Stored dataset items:
= = =
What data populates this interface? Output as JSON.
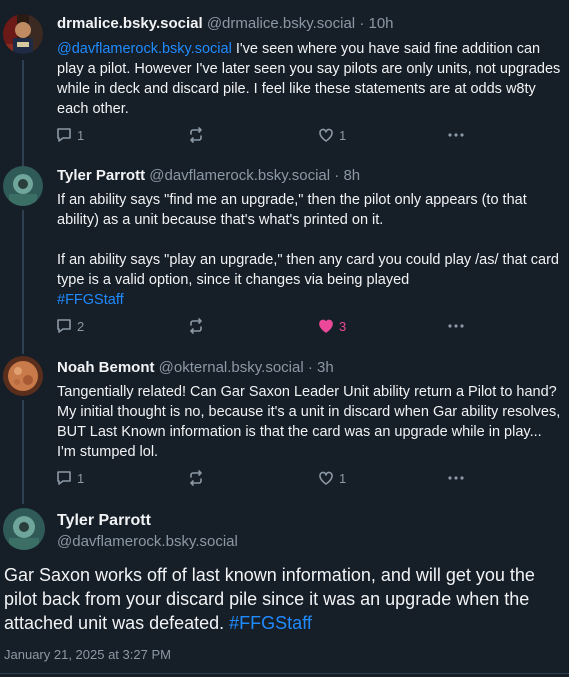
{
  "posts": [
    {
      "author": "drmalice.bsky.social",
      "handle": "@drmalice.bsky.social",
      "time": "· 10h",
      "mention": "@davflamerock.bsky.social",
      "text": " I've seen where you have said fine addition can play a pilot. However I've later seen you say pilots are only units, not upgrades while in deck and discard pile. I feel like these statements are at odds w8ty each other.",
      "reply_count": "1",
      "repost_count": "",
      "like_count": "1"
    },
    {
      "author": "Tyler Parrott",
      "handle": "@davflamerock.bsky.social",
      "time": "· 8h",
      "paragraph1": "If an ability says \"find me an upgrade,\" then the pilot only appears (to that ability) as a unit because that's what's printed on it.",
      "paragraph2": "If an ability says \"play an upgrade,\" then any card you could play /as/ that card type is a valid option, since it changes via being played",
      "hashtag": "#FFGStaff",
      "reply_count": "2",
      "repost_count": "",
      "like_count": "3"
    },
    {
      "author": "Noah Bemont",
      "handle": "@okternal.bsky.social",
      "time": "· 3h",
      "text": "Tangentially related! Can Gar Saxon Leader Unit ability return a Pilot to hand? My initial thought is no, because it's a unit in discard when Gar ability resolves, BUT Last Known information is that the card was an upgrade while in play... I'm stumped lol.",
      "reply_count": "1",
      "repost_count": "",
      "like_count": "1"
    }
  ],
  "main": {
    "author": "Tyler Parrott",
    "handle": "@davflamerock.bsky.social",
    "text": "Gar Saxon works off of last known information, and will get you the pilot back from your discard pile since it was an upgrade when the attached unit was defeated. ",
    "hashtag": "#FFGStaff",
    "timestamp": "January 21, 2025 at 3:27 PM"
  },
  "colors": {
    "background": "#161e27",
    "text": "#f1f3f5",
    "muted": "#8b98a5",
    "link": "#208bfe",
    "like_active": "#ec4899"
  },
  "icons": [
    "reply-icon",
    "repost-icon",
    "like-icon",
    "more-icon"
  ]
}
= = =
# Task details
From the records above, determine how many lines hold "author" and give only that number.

# Exercise response
4